[Opening Given records section]

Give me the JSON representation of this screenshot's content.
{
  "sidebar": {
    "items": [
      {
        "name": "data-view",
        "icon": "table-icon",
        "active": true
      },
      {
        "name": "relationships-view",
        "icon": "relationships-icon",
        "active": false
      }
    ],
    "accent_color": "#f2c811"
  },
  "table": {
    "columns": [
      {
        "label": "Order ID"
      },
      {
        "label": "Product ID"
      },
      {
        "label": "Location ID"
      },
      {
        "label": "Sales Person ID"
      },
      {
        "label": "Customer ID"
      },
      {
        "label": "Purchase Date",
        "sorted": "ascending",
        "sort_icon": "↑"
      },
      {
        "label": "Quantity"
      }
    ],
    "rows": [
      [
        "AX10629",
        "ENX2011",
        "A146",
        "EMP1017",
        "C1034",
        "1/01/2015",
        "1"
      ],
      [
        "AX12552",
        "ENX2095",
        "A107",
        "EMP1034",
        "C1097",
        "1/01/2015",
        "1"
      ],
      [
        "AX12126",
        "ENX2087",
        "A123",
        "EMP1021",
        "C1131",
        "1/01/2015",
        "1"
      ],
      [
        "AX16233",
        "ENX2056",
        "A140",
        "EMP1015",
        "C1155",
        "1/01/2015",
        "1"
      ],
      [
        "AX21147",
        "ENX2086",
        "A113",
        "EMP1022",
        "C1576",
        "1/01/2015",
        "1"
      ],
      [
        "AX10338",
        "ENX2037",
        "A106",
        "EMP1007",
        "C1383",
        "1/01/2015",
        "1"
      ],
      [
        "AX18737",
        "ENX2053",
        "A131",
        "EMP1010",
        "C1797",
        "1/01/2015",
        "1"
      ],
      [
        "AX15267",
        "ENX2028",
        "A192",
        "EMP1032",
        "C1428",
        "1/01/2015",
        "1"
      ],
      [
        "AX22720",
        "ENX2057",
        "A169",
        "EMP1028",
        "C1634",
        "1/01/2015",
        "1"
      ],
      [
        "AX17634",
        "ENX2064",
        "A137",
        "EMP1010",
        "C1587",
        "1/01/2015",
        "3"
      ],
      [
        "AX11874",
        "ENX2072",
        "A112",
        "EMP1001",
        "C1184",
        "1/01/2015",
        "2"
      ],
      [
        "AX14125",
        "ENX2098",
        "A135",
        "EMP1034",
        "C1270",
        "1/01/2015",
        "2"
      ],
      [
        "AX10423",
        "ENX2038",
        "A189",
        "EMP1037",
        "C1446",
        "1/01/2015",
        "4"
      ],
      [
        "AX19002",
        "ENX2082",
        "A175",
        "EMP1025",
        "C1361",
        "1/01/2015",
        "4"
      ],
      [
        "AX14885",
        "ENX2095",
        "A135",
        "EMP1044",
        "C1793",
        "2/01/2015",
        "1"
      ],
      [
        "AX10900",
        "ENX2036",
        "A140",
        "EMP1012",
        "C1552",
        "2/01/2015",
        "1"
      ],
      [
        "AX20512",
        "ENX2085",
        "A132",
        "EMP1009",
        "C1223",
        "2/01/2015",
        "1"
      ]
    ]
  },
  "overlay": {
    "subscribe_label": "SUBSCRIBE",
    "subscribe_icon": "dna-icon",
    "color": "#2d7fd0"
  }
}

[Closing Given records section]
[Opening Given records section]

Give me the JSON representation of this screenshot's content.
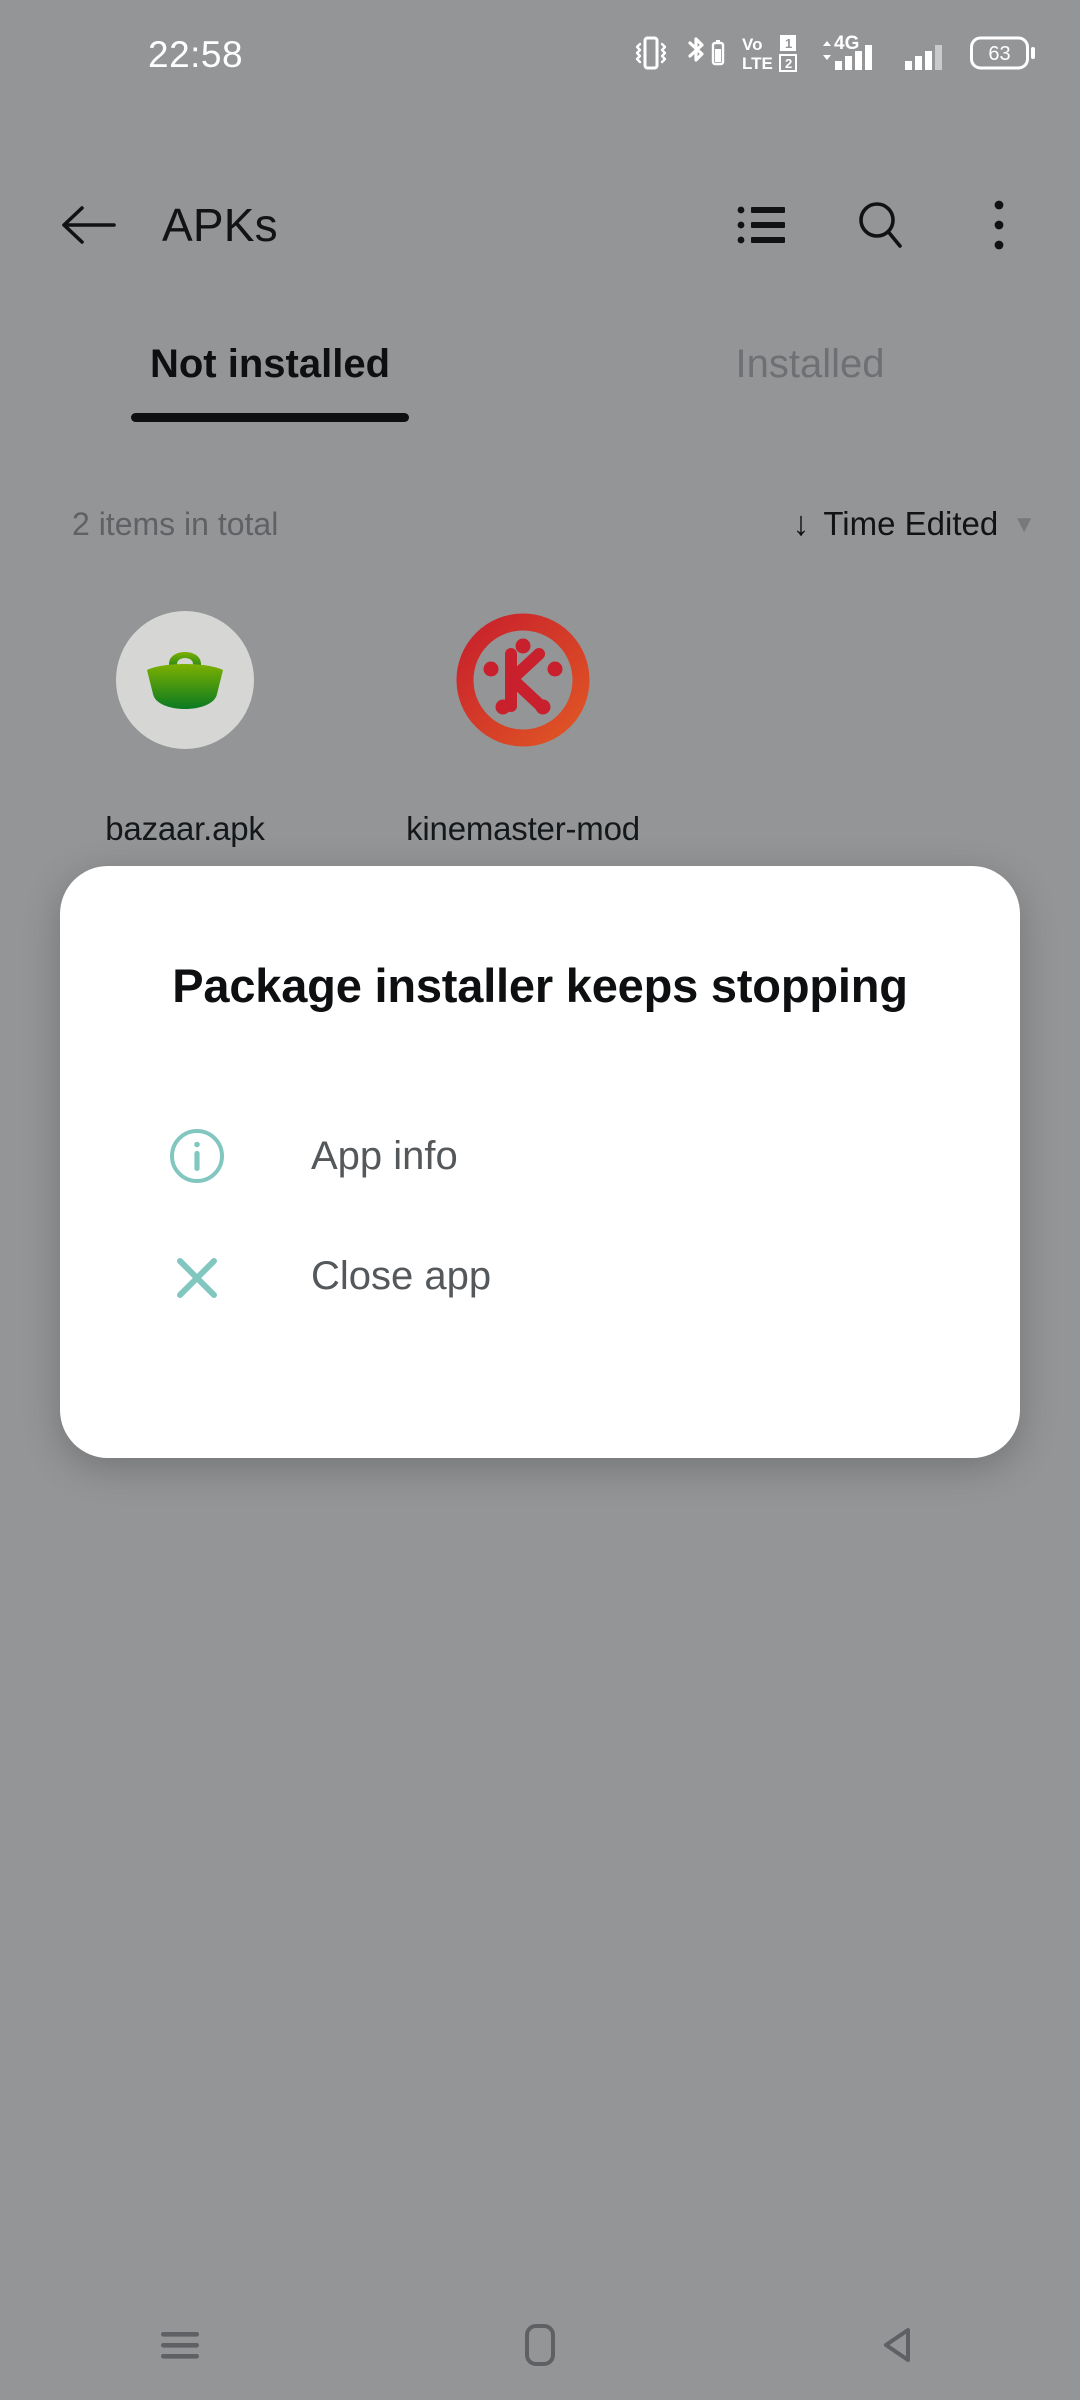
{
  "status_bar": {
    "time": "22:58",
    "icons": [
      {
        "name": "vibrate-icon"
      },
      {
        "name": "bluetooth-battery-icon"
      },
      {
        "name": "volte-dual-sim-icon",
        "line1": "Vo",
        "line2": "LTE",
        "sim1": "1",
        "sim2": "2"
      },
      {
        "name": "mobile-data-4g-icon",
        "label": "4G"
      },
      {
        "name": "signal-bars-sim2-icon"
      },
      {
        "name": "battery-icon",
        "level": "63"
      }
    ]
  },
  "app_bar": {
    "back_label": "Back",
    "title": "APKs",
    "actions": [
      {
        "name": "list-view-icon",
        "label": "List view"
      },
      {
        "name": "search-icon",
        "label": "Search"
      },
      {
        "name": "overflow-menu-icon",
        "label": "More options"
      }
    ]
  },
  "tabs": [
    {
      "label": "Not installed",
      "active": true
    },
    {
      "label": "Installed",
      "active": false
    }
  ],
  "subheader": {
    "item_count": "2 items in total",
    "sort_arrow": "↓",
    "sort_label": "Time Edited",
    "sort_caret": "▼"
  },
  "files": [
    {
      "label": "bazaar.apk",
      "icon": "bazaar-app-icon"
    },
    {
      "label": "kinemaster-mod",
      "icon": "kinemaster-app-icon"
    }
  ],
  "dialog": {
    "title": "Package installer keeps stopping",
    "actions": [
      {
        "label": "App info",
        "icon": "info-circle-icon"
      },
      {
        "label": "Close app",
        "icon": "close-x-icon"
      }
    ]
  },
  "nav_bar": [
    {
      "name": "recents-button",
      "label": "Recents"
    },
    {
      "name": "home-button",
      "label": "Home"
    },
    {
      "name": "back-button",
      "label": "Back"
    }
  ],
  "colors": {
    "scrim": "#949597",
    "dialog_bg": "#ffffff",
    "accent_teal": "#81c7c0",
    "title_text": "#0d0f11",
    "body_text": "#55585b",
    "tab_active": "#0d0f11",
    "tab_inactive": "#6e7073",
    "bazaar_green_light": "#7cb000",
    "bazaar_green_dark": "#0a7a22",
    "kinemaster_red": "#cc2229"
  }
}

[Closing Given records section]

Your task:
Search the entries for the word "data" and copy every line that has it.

Exercise output:
        "name": "data-view",
        "name": "mobile-data-4g-icon",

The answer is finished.